3 Alexandra Greenfield (Great Britain)
The Boys Are Back In Town. The Thin Lizzy classic that rang out around the velodrome after the team pursuit final said it all.
Ed Clancy and Geraint Thomas, the world champions, Olympic champions and world record holders, were joined by Steven Burke and Rob Hayles in the Great Britain line-up. In qualifying this afternoon they were the only team to break four minutes. For Hayles it was the first time he had still been part of the quartet at the finish of a sub-four-minute team pursuit.
In the final, the Danes had no answer. The final kilometre was barely upon them when they dropped a man. The gap was closing rapidly and by the time Hayles sat up, having done some big turns, the catch was inevitable.
They passed their opponents with two laps to go and gave the now familiar salute of pointing to the sky, to the crowd and to each other.
There was a disaster for the Lokomotiv team in the bronze medal race. They were looking good going into the final kilometre when there was a touch of wheels which sent three of the Russians flying. It meant the Netherlands took the bronze medal.
Great Britain remind everyone why they are untouchable in the team pursuit.
1 Great Britain (Clancy, Thomas, Burke, Hayles)
2 Denmark – caught
|500 METRES TIME TRIAL|
Victoria Pendleton won the 500-metre time trial, with her time surviving a spirited challenge from China’s Jinjie Gong in the final heat.
Pendleton has not made the 500 metres her priority for the past year or so, choosing to concentrate everything on winning the sprint at the Beijing Olympics – the only medal on offer to her.
Her time of 34.256 seconds was pushed hard by Gong, whose time was better than Pendleton’s at the 250 and 375 metre splits.
Victoria Pendleton readies herself before her two-lap effort.
1 Victoria Pendleton (Sky+HD) 34.256sec
2 Jinjie Gong (China) 34.432sec
3 Miriam Welte (Germany) 34.799sec
MANCHESTER TRACK WORLD CUP 2008 LINKS
World Cup day two finals
World Cup day two qualifying
World Cup day one summary
How to spot the British riders at Manchester
British under-23 team gets ready for Manchester world cup
Sky+HD track team officially unveiled
Clancy for individual pursuit at Manchester World Cup
Chris Hoy scholarship programme launched
Kenny ready for race action in Manchester
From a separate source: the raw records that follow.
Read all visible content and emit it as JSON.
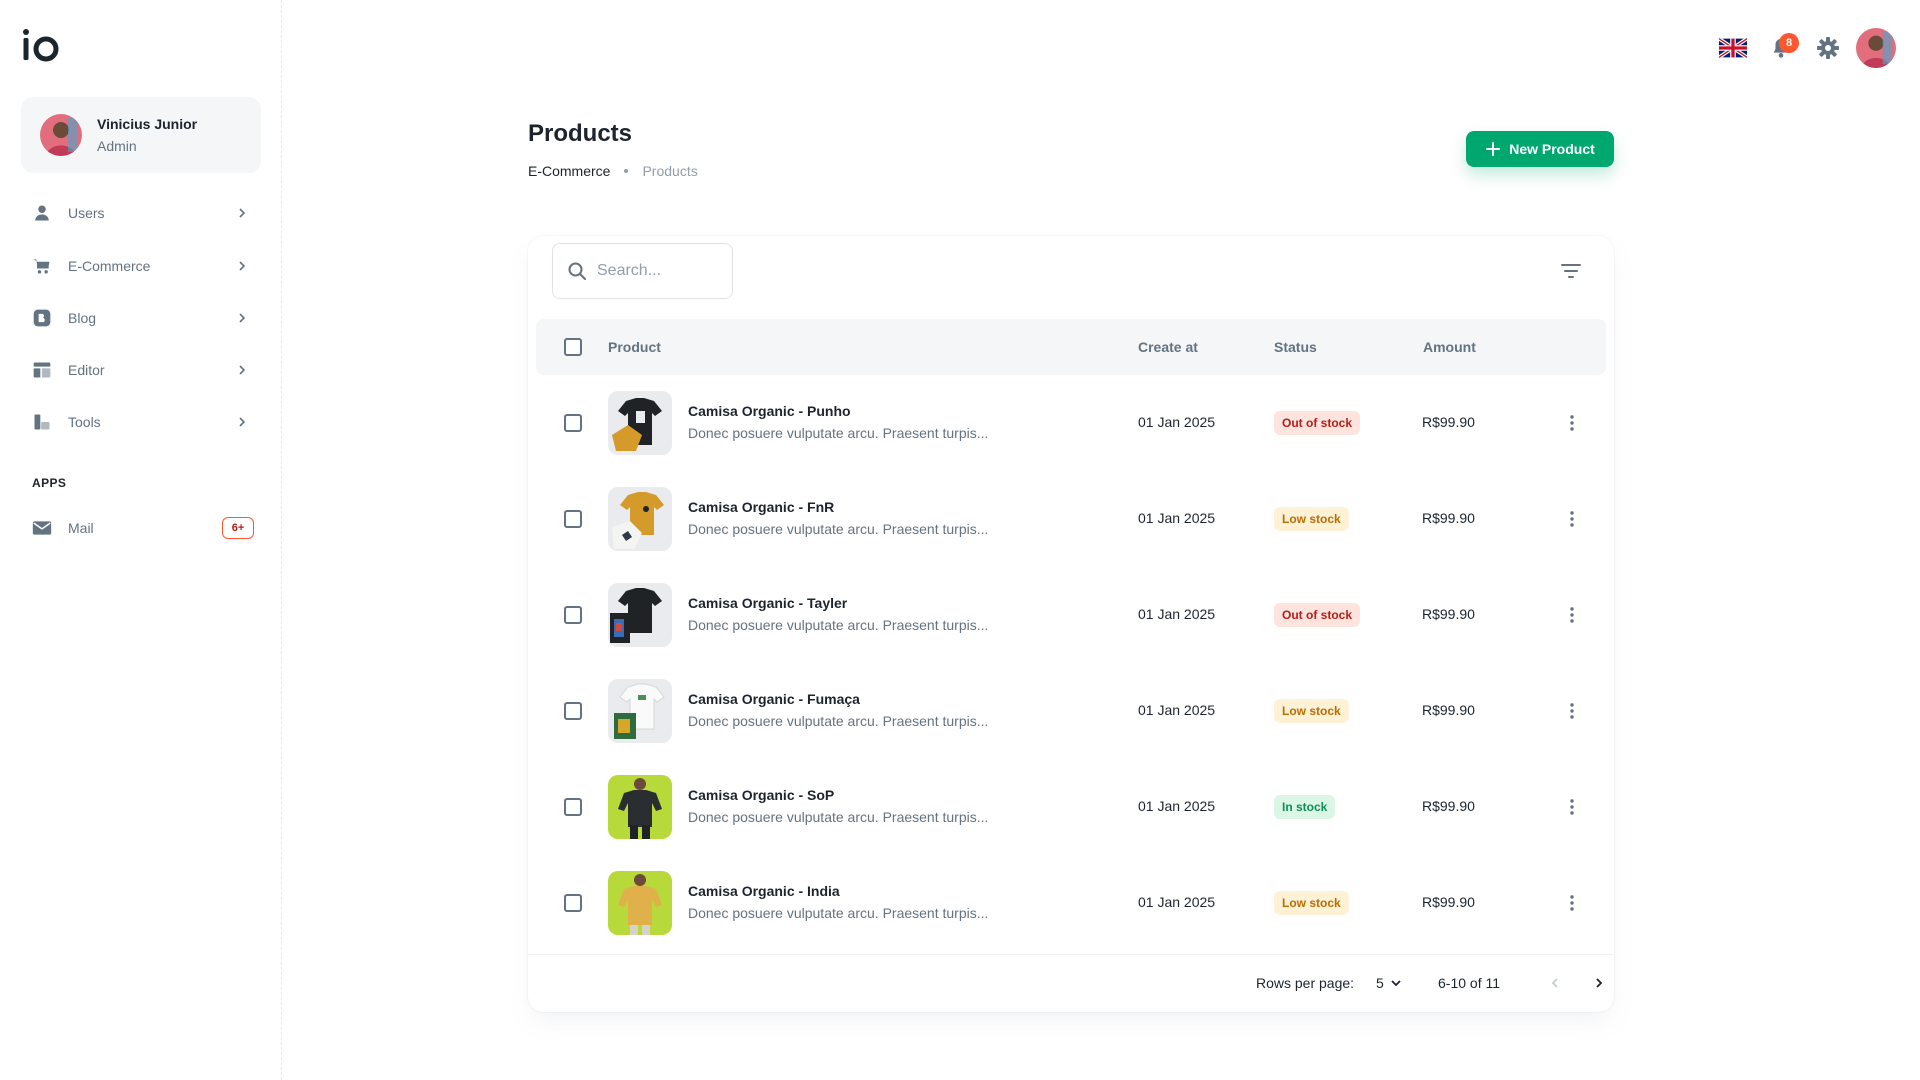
{
  "sidebar": {
    "account": {
      "name": "Vinicius Junior",
      "role": "Admin"
    },
    "items": [
      {
        "label": "Users",
        "icon": "user-icon"
      },
      {
        "label": "E-Commerce",
        "icon": "cart-icon"
      },
      {
        "label": "Blog",
        "icon": "blog-icon"
      },
      {
        "label": "Editor",
        "icon": "editor-icon"
      },
      {
        "label": "Tools",
        "icon": "tools-icon"
      }
    ],
    "apps_label": "APPS",
    "mail": {
      "label": "Mail",
      "badge": "6+"
    }
  },
  "header": {
    "language_icon": "uk-flag-icon",
    "notifications_count": "8"
  },
  "page": {
    "title": "Products",
    "breadcrumb": [
      "E-Commerce",
      "Products"
    ],
    "new_button_label": "New Product"
  },
  "search": {
    "placeholder": "Search..."
  },
  "table": {
    "columns": [
      "Product",
      "Create at",
      "Status",
      "Amount"
    ],
    "rows": [
      {
        "name": "Camisa Organic - Punho",
        "description": "Donec posuere vulputate arcu. Praesent turpis...",
        "created": "01 Jan 2025",
        "status": "Out of stock",
        "amount": "R$99.90"
      },
      {
        "name": "Camisa Organic - FnR",
        "description": "Donec posuere vulputate arcu. Praesent turpis...",
        "created": "01 Jan 2025",
        "status": "Low stock",
        "amount": "R$99.90"
      },
      {
        "name": "Camisa Organic - Tayler",
        "description": "Donec posuere vulputate arcu. Praesent turpis...",
        "created": "01 Jan 2025",
        "status": "Out of stock",
        "amount": "R$99.90"
      },
      {
        "name": "Camisa Organic - Fumaça",
        "description": "Donec posuere vulputate arcu. Praesent turpis...",
        "created": "01 Jan 2025",
        "status": "Low stock",
        "amount": "R$99.90"
      },
      {
        "name": "Camisa Organic - SoP",
        "description": "Donec posuere vulputate arcu. Praesent turpis...",
        "created": "01 Jan 2025",
        "status": "In stock",
        "amount": "R$99.90"
      },
      {
        "name": "Camisa Organic - India",
        "description": "Donec posuere vulputate arcu. Praesent turpis...",
        "created": "01 Jan 2025",
        "status": "Low stock",
        "amount": "R$99.90"
      }
    ]
  },
  "pagination": {
    "rows_per_page_label": "Rows per page:",
    "rows_per_page": "5",
    "range": "6-10 of 11"
  },
  "colors": {
    "primary": "#00a76f",
    "error": "#ff5630",
    "warning": "#ffab00",
    "success": "#22c55e"
  }
}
British Cycling celebrate success at gala dinner
Manchester World Cup preview: Who’s riding for Britain ? and in which event?
CW’s Dummies’ Guide to track racing ? We explain how track racing works
Every major track result of the 2007-2008 season World Cups, World Championships and Olympic Games
Wednesday’s track training session
Cycling Weekly photo gallery homepage
Manchester Track World Cup official site for full details of the race programme